GOAL OF THE EXERCISE: Please write out every line of the material exactly.

DATA EXTRACTS:
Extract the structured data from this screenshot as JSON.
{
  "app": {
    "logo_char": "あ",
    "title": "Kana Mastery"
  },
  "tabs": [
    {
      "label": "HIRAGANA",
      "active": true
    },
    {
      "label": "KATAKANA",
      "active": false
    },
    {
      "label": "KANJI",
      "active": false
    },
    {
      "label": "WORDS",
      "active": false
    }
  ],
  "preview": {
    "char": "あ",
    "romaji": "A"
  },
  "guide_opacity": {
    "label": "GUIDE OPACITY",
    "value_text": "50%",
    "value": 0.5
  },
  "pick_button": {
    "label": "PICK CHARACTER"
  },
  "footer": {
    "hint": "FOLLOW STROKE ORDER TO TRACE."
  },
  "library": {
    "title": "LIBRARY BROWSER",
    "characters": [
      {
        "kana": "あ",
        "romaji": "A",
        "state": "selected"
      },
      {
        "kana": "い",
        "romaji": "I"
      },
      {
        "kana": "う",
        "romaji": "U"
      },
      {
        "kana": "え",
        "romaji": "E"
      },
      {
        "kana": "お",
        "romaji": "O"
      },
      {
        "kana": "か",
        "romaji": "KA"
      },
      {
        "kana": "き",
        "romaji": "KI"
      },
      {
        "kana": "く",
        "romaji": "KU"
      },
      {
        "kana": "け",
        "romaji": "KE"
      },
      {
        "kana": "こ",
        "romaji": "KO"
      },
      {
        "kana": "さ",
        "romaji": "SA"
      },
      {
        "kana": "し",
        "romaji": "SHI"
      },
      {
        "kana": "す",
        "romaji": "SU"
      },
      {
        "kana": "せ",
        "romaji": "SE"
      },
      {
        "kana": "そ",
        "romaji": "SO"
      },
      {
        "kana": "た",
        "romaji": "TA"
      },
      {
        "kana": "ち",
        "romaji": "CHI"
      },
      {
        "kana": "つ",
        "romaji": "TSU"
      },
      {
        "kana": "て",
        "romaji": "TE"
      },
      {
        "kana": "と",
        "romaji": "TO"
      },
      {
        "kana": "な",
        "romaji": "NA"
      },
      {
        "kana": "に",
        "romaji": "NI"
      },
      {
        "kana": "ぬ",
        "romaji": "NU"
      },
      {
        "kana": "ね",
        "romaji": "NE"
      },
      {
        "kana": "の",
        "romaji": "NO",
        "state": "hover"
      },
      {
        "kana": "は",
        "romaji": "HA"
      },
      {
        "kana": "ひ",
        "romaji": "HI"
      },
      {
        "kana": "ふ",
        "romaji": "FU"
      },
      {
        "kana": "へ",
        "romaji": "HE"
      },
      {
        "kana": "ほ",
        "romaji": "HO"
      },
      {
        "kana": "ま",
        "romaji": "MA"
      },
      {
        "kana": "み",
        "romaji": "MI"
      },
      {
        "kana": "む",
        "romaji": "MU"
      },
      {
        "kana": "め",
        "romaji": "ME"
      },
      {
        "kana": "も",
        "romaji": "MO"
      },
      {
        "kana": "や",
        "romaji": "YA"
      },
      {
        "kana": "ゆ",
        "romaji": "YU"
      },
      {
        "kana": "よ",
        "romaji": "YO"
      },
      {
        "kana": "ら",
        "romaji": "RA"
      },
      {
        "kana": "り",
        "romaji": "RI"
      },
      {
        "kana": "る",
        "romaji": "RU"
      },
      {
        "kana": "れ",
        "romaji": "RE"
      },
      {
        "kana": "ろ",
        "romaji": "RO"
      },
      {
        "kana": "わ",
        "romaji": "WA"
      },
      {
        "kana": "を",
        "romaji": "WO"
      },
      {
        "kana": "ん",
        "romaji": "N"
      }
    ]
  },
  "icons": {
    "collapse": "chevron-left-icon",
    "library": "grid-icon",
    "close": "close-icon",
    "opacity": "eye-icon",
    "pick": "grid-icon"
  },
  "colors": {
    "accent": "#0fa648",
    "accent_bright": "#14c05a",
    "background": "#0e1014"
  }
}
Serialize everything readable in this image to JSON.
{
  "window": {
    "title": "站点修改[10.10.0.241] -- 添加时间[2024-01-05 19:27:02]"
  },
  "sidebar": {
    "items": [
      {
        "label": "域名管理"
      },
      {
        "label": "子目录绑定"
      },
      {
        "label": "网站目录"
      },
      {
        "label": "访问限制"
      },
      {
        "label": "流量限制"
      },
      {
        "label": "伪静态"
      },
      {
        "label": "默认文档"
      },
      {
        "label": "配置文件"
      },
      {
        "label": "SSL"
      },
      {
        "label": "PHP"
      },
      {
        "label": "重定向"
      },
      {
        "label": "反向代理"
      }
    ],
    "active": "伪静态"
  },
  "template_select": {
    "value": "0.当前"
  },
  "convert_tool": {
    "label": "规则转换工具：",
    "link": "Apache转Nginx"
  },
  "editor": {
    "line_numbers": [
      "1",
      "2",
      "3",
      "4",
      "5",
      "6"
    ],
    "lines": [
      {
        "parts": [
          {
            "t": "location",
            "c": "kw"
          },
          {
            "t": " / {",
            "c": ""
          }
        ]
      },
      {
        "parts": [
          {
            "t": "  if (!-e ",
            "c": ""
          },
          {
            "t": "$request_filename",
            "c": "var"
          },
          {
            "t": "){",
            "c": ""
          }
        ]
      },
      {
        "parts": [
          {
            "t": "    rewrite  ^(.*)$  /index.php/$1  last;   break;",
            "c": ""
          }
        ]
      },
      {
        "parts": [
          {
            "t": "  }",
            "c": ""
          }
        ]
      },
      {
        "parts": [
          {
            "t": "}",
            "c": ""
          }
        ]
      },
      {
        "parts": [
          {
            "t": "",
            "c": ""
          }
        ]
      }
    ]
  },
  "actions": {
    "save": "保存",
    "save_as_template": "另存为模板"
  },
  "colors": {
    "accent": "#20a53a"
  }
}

YOUR SOLUTION:
Extract the structured data from this screenshot as JSON.
{
  "app": {
    "logo_char": "あ",
    "title": "Kana Mastery"
  },
  "tabs": [
    {
      "label": "HIRAGANA",
      "active": true
    },
    {
      "label": "KATAKANA",
      "active": false
    },
    {
      "label": "KANJI",
      "active": false
    },
    {
      "label": "WORDS",
      "active": false
    }
  ],
  "preview": {
    "char": "あ",
    "romaji": "A"
  },
  "guide_opacity": {
    "label": "GUIDE OPACITY",
    "value_text": "50%",
    "value": 0.5
  },
  "pick_button": {
    "label": "PICK CHARACTER"
  },
  "footer": {
    "hint": "FOLLOW STROKE ORDER TO TRACE."
  },
  "library": {
    "title": "LIBRARY BROWSER",
    "characters": [
      {
        "kana": "あ",
        "romaji": "A",
        "state": "selected"
      },
      {
        "kana": "い",
        "romaji": "I"
      },
      {
        "kana": "う",
        "romaji": "U"
      },
      {
        "kana": "え",
        "romaji": "E"
      },
      {
        "kana": "お",
        "romaji": "O"
      },
      {
        "kana": "か",
        "romaji": "KA"
      },
      {
        "kana": "き",
        "romaji": "KI"
      },
      {
        "kana": "く",
        "romaji": "KU"
      },
      {
        "kana": "け",
        "romaji": "KE"
      },
      {
        "kana": "こ",
        "romaji": "KO"
      },
      {
        "kana": "さ",
        "romaji": "SA"
      },
      {
        "kana": "し",
        "romaji": "SHI"
      },
      {
        "kana": "す",
        "romaji": "SU"
      },
      {
        "kana": "せ",
        "romaji": "SE"
      },
      {
        "kana": "そ",
        "romaji": "SO"
      },
      {
        "kana": "た",
        "romaji": "TA"
      },
      {
        "kana": "ち",
        "romaji": "CHI"
      },
      {
        "kana": "つ",
        "romaji": "TSU"
      },
      {
        "kana": "て",
        "romaji": "TE"
      },
      {
        "kana": "と",
        "romaji": "TO"
      },
      {
        "kana": "な",
        "romaji": "NA"
      },
      {
        "kana": "に",
        "romaji": "NI"
      },
      {
        "kana": "ぬ",
        "romaji": "NU"
      },
      {
        "kana": "ね",
        "romaji": "NE"
      },
      {
        "kana": "の",
        "romaji": "NO",
        "state": "hover"
      },
      {
        "kana": "は",
        "romaji": "HA"
      },
      {
        "kana": "ひ",
        "romaji": "HI"
      },
      {
        "kana": "ふ",
        "romaji": "FU"
      },
      {
        "kana": "へ",
        "romaji": "HE"
      },
      {
        "kana": "ほ",
        "romaji": "HO"
      },
      {
        "kana": "ま",
        "romaji": "MA"
      },
      {
        "kana": "み",
        "romaji": "MI"
      },
      {
        "kana": "む",
        "romaji": "MU"
      },
      {
        "kana": "め",
        "romaji": "ME"
      },
      {
        "kana": "も",
        "romaji": "MO"
      },
      {
        "kana": "や",
        "romaji": "YA"
      },
      {
        "kana": "ゆ",
        "romaji": "YU"
      },
      {
        "kana": "よ",
        "romaji": "YO"
      },
      {
        "kana": "ら",
        "romaji": "RA"
      },
      {
        "kana": "り",
        "romaji": "RI"
      },
      {
        "kana": "る",
        "romaji": "RU"
      },
      {
        "kana": "れ",
        "romaji": "RE"
      },
      {
        "kana": "ろ",
        "romaji": "RO"
      },
      {
        "kana": "わ",
        "romaji": "WA"
      },
      {
        "kana": "を",
        "romaji": "WO"
      },
      {
        "kana": "ん",
        "romaji": "N"
      }
    ]
  },
  "icons": {
    "collapse": "chevron-left-icon",
    "library": "grid-icon",
    "close": "close-icon",
    "opacity": "eye-icon",
    "pick": "grid-icon"
  },
  "colors": {
    "accent": "#0fa648",
    "accent_bright": "#14c05a",
    "background": "#0e1014"
  }
}
Serialize everything readable in this image to JSON.
{
  "window": {
    "title": "站点修改[10.10.0.241] -- 添加时间[2024-01-05 19:27:02]"
  },
  "sidebar": {
    "items": [
      {
        "label": "域名管理"
      },
      {
        "label": "子目录绑定"
      },
      {
        "label": "网站目录"
      },
      {
        "label": "访问限制"
      },
      {
        "label": "流量限制"
      },
      {
        "label": "伪静态"
      },
      {
        "label": "默认文档"
      },
      {
        "label": "配置文件"
      },
      {
        "label": "SSL"
      },
      {
        "label": "PHP"
      },
      {
        "label": "重定向"
      },
      {
        "label": "反向代理"
      }
    ],
    "active": "伪静态"
  },
  "template_select": {
    "value": "0.当前"
  },
  "convert_tool": {
    "label": "规则转换工具：",
    "link": "Apache转Nginx"
  },
  "editor": {
    "line_numbers": [
      "1",
      "2",
      "3",
      "4",
      "5",
      "6"
    ],
    "lines": [
      {
        "parts": [
          {
            "t": "location",
            "c": "kw"
          },
          {
            "t": " / {",
            "c": ""
          }
        ]
      },
      {
        "parts": [
          {
            "t": "  if (!-e ",
            "c": ""
          },
          {
            "t": "$request_filename",
            "c": "var"
          },
          {
            "t": "){",
            "c": ""
          }
        ]
      },
      {
        "parts": [
          {
            "t": "    rewrite  ^(.*)$  /index.php/$1  last;   break;",
            "c": ""
          }
        ]
      },
      {
        "parts": [
          {
            "t": "  }",
            "c": ""
          }
        ]
      },
      {
        "parts": [
          {
            "t": "}",
            "c": ""
          }
        ]
      },
      {
        "parts": [
          {
            "t": "",
            "c": ""
          }
        ]
      }
    ]
  },
  "actions": {
    "save": "保存",
    "save_as_template": "另存为模板"
  },
  "colors": {
    "accent": "#20a53a"
  }
}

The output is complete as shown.